Analysis of “Riders to the Sea”
The poetic drama Riders to the Sea, written by John Synge, is a wonderfully lyrical and haunting drama about an Irish family and the relationship it has to the sea. Maurya, the matriarch of the family, loses the vast majority of her family to the sea, leaving her clinging to whatever hopes might be available to her that any of her family might still be alive. By making this play so poetic in tone, the presentationalism of Riders to the Sea draws the reader into the plight of the characters. Sunge’s low-key requiem shows the hardship of the Irish family through its form, language and content, literary elements used in such innovative ways that I responded quite immediately to them.

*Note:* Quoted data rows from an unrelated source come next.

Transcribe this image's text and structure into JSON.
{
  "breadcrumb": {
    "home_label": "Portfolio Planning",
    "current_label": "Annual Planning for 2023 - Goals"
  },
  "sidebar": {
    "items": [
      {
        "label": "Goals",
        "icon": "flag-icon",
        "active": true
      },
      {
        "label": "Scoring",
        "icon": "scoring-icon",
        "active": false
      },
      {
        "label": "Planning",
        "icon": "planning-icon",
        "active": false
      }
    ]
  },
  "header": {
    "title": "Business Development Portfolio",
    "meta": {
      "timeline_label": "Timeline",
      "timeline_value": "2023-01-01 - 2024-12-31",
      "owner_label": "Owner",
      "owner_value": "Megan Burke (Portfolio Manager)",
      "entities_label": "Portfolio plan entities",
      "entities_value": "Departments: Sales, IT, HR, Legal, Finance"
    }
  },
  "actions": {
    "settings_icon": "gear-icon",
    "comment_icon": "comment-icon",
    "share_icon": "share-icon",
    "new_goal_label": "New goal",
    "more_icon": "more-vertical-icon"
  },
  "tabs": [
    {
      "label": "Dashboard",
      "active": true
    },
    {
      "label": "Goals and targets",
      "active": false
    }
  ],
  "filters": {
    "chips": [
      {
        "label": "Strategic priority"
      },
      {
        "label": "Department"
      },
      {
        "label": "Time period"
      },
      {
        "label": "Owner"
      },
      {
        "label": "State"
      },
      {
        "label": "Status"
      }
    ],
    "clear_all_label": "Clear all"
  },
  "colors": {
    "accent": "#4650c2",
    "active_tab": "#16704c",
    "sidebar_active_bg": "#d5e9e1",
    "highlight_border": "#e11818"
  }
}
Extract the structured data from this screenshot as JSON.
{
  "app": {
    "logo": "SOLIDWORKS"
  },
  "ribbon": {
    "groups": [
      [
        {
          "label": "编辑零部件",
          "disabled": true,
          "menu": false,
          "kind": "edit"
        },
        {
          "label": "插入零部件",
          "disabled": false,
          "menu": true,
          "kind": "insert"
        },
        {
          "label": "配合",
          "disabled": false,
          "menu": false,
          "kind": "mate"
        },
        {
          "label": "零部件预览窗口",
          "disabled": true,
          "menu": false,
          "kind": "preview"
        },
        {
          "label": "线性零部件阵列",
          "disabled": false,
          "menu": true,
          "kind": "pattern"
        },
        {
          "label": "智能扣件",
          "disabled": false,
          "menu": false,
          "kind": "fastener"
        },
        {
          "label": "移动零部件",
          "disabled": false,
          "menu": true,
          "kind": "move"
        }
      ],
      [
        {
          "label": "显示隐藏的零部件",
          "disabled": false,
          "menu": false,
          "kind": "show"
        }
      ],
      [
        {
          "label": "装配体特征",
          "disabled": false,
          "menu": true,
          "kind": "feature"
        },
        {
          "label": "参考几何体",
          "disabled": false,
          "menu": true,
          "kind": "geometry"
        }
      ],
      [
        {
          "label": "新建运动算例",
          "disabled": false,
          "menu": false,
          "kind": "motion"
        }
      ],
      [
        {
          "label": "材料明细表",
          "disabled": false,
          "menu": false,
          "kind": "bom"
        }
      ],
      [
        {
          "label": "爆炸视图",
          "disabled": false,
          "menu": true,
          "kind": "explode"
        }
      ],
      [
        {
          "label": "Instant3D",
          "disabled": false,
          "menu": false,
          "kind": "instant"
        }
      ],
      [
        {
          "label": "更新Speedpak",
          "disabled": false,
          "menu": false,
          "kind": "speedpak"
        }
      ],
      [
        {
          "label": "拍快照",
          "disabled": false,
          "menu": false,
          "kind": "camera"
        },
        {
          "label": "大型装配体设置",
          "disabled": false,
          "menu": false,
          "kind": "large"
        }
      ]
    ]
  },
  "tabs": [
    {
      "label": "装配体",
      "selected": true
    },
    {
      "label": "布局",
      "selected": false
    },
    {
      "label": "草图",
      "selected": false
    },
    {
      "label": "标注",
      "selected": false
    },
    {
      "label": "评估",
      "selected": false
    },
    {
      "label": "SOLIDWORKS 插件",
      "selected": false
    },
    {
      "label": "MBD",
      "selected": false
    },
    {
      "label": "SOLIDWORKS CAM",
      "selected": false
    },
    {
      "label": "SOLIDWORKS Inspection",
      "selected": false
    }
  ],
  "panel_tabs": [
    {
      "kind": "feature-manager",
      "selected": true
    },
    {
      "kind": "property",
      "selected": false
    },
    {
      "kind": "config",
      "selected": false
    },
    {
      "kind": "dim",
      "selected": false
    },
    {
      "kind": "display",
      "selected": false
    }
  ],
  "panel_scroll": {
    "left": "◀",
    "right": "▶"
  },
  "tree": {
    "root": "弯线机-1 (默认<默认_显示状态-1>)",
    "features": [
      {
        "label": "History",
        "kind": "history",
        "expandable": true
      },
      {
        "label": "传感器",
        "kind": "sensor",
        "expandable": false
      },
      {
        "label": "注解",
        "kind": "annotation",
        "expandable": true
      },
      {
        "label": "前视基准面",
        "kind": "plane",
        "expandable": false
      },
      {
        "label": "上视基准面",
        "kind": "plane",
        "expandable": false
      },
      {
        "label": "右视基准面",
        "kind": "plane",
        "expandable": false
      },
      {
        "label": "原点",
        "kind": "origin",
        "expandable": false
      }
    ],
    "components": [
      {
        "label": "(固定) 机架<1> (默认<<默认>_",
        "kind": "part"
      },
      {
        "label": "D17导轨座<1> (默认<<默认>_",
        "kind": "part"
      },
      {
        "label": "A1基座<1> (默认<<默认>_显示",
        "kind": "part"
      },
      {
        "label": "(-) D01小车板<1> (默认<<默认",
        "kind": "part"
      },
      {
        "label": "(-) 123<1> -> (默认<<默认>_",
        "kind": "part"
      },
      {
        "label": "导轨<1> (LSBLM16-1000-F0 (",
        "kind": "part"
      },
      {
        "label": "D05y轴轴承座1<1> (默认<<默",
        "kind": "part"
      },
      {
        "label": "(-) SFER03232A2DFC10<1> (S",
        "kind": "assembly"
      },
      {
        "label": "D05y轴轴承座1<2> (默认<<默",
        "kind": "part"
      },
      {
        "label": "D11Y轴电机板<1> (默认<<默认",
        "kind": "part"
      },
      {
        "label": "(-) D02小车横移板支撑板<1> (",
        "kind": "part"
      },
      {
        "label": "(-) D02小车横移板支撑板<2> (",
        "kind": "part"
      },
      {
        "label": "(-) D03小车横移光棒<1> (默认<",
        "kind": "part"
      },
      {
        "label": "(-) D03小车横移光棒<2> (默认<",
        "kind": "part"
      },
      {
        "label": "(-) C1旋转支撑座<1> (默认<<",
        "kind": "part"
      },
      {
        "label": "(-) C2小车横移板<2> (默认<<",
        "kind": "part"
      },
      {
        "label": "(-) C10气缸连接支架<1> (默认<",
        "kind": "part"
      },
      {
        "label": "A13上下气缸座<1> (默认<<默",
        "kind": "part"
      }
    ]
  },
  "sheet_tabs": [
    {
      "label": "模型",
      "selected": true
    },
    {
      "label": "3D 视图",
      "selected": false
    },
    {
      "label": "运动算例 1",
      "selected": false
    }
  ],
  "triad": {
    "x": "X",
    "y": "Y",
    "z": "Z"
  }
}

The narrative form used within this work is the one-act play; instead of being a straight poem, Synge uses narrative and structural elements of the theatrical drama to make us invest ourselves in the plight of the characters. Stage directions are given just as poetically as their dialogue, and lines are not given in strict meter or rhyme. Instead, there is just a mild lyricism to the dialogue that heightens the emotions and authenticity of the rural Irish setting. The form of the poem resonated with me, as it provided a fascinating middle ground between a poem and a realistic play, turning it into a heightened drama that made me focus on the poem as a story as opposed to work of art.
As previously mentioned, the language of Riders to the Sea is a lyrical, heightened naturalism that conveys successfully the emotions of the characters while also having a beauty to the lines themselves that are wonderful to behold. Maurya gives a speech in the play’s final scene that is wonderfully evocative of this mournful, poetic language:
“They're all gone now, and there isn't anything more the sea can do to me I'll have no call now to be up crying and praying when the wind breaks from the south, and you can hear the surf is in the east, and the surf is in the west, making a great stir with the two noises, and they hitting one on the other. I'll have no call now to be going down and getting Holy Water in the dark nights after Samhain, and I won't care what way the sea is when the other women will be keening” (Synge).
I responded to this element more than most, as it is the language that carries the themes of death, mourning, and religion (Singh, 2013). Maurya’s resigned, beautiful speech and that of others drew me to her plight and helped me relate to her.
The content of the poem is another element that brings out the quality of the poem; the poem addresses the hardships and difficulties that come with life in rural Ireland, as well as the fear of losing one’s family. The clear narrative of the poem, including the reveal of the dead body of Bartley, provides distinct dramatic moments that shock and sadden you, placing you firmly in the perspective of the grieving mother Maurya. The sea seems representative of the outside world, and of death; this further cements the heart of the play as the family’s island home of Ireland (Schilling, 2011). This helped bring me into the poem as well, as I was following the plot events as if it were a narrative play, focusing less on the lyricism and more on what was happening.
Riders to the Sea is a wonderful poetic drama that blends elements of narrative drama and poetry to create a heightened story that draws you into the tale of Maurya and her family. The structural form is fantastic, the poetic language gives these simple people a sense of grandeur, and the content makes you feel each and every one of Maurya’s losses. All in all, a wonderfully funereal poem to make you examine the importance of family in the face of death.
Schilling, Anne. "The Search for Irish Keening in the 21st Century." Voice and Speech
Review 7.1 (2011): 148-154.
Singh, Ruchika. "Treatment of Christianity paganism myth and folklore in the plays of John
Millington Synge." (2013).
Synge, J.M. (1904). Riders to the Sea.